Because there's few of them, because the condition is fantastic, this is a piece that would retail for about $7,000.

GUEST:
Oh, Lord! Well, that was a pretty good pick. (laughing) I have to say I'm very pleased. Yes, very pleased.

APPRAISER:
It's a beautiful box.

GUEST:
Thank you. I had no idea it was worth that much. I really didn't.

Appraisal Details

Appraiser
Shiloh Civil War Relics
Savannah, TN
Appraised value (2008)
$7,000 Retail
Event
Grand Rapids, MI (August 09, 2008)
Form
Box
Material
Paint, Wood

Executive producer Marsha Bemko shares her tips for getting the most out of ANTIQUES ROADSHOW.

Value can change: The value of an item is dependent upon many things, including the condition of the object itself, trends in the market for that kind of object, and the location where the item will be sold.
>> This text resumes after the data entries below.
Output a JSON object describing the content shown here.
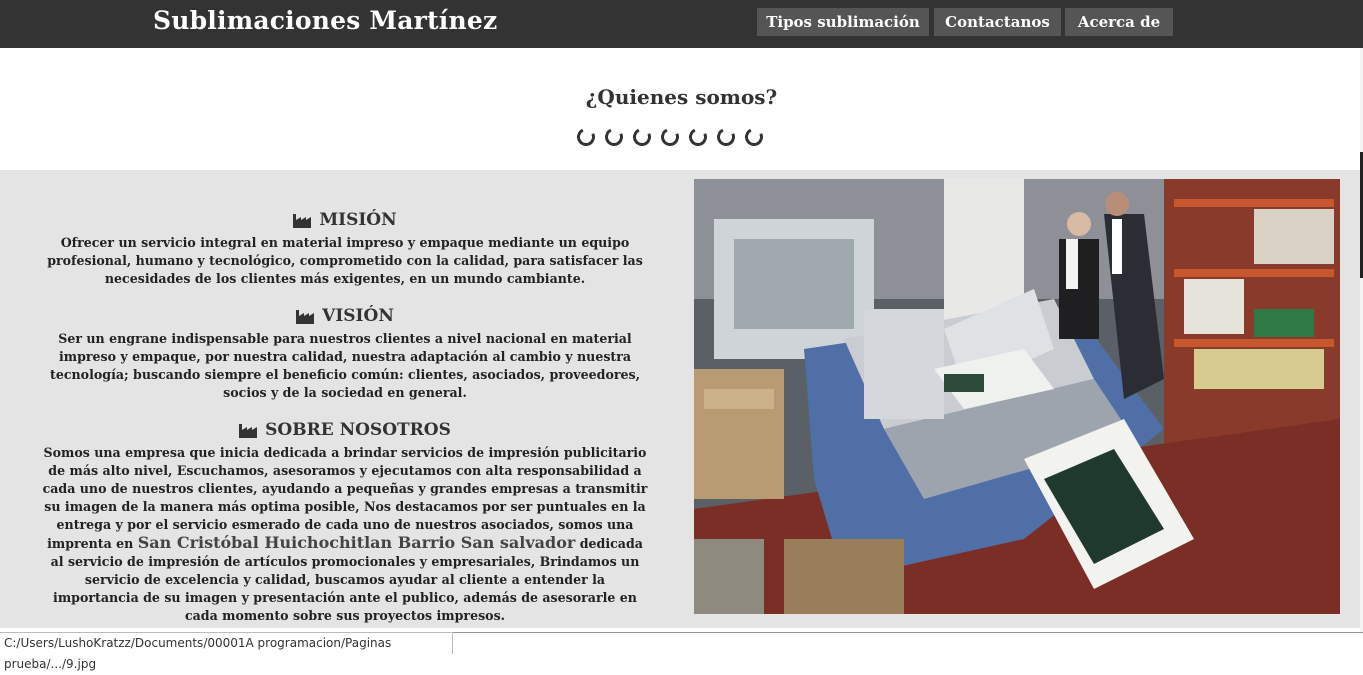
{
  "header": {
    "brand": "Sublimaciones Martínez",
    "nav": [
      {
        "label": "Tipos sublimación"
      },
      {
        "label": "Contactanos"
      },
      {
        "label": "Acerca de"
      }
    ]
  },
  "hero": {
    "title": "¿Quienes somos?",
    "loader_count": 7
  },
  "sections": {
    "mision": {
      "title": "MISIÓN",
      "icon": "factory-icon",
      "text": "Ofrecer un servicio integral en material impreso y empaque mediante un equipo profesional, humano y tecnológico, comprometido con la calidad, para satisfacer las necesidades de los clientes más exigentes, en un mundo cambiante."
    },
    "vision": {
      "title": "VISIÓN",
      "icon": "factory-icon",
      "text": "Ser un engrane indispensable para nuestros clientes a nivel nacional en material impreso y empaque, por nuestra calidad, nuestra adaptación al cambio y nuestra tecnología; buscando siempre el beneficio común: clientes, asociados, proveedores, socios y de la sociedad en general."
    },
    "sobre": {
      "title": "SOBRE NOSOTROS",
      "icon": "factory-icon",
      "text_part1": "Somos una empresa que inicia dedicada a brindar servicios de impresión publicitario de más alto nivel, Escuchamos, asesoramos y ejecutamos con alta responsabilidad a cada uno de nuestros clientes, ayudando a pequeñas y grandes empresas a transmitir su imagen de la manera más optima posible, Nos destacamos por ser puntuales en la entrega y por el servicio esmerado de cada uno de nuestros asociados, somos una imprenta en ",
      "text_highlight": "San Cristóbal Huichochitlan Barrio San salvador",
      "text_part2": " dedicada al servicio de impresión de artículos promocionales y empresariales, Brindamos un servicio de excelencia y calidad, buscamos ayudar al cliente a entender la importancia de su imagen y presentación ante el publico, además de asesorarle en cada momento sobre sus proyectos impresos."
    }
  },
  "status_bar": {
    "url": "C:/Users/LushoKratzz/Documents/00001A programacion/Paginas prueba/.../9.jpg"
  }
}
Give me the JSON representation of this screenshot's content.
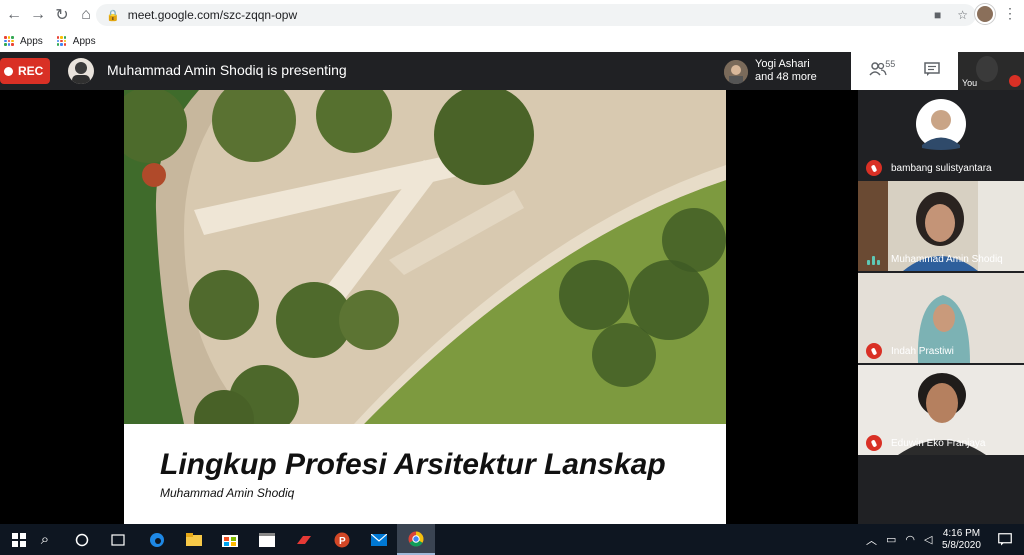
{
  "browser": {
    "url": "meet.google.com/szc-zqqn-opw",
    "bookmarks": [
      "Apps",
      "Apps"
    ]
  },
  "meet": {
    "rec_label": "REC",
    "presenting_text": "Muhammad Amin Shodiq is presenting",
    "others_line1": "Yogi Ashari",
    "others_line2": "and 48 more",
    "participant_count": "55",
    "self_label": "You"
  },
  "slide": {
    "title": "Lingkup Profesi Arsitektur Lanskap",
    "subtitle": "Muhammad Amin Shodiq"
  },
  "participants": [
    {
      "name": "bambang sulistyantara",
      "muted": true
    },
    {
      "name": "Muhammad Amin Shodiq",
      "muted": false
    },
    {
      "name": "Indah Prastiwi",
      "muted": true
    },
    {
      "name": "Eduwin Eko Franjaya",
      "muted": true
    }
  ],
  "taskbar": {
    "time": "4:16 PM",
    "date": "5/8/2020"
  },
  "colors": {
    "rec_red": "#d93025",
    "meet_dark": "#202124",
    "taskbar": "#0e1621"
  }
}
These are just some of the reasons why the answer to the question "What's it worth?" is so often "It depends."

Note the date: Take note of the date the appraisal was recorded. This information appears in the upper left corner of the page, with the label "Appraised On." Values change over time according to market forces, so the current value of the item could be higher, lower, or the same as when our expert first appraised it.

Context is key: Listen carefully. Most of our experts will give appraisal values in context. For example, you'll often hear them say what an item is worth "at auction," or "retail," or "for insurance purposes" (replacement value). Retail prices are different from wholesale prices. Often an auctioneer will talk about what she knows best: the auction market. A shop owner will usually talk about what he knows best: the retail price he'd place on the object in his shop. And though there are no hard and fast rules, an object's auction price can often be half its retail value; yet for other objects, an auction price could be higher than retail. As a rule, however, retail and insurance/replacement values are about the same.

Verbal approximations: The values given by the experts on ANTIQUES ROADSHOW are considered "verbal approximations of value." Technically, an "appraisal" is a legal document, generally for insurance purposes, written by a qualified expert and paid for by the owner of the item. An appraisal usually involves an extensive amount of research to establish authenticity, provenance, composition, method of construction, and other important attributes of a particular object.

Opinion of value: As with all appraisals, the verbal approximations of value given at ROADSHOW events are our experts' opinions formed from their knowledge of antiques and collectibles, market trends, and other factors. Although our valuations are based on research and experience, opinions can, and sometimes do, vary among experts.

Appraiser affiliations: Finally, the affiliation of the appraiser may have changed since the appraisal was recorded. To see current contact information for an appraiser in the ROADSHOW Archive, click on the link below the appraiser's picture. Our Appraiser Index also contains a complete list of active ROADSHOW appraisers and their contact details and biographies.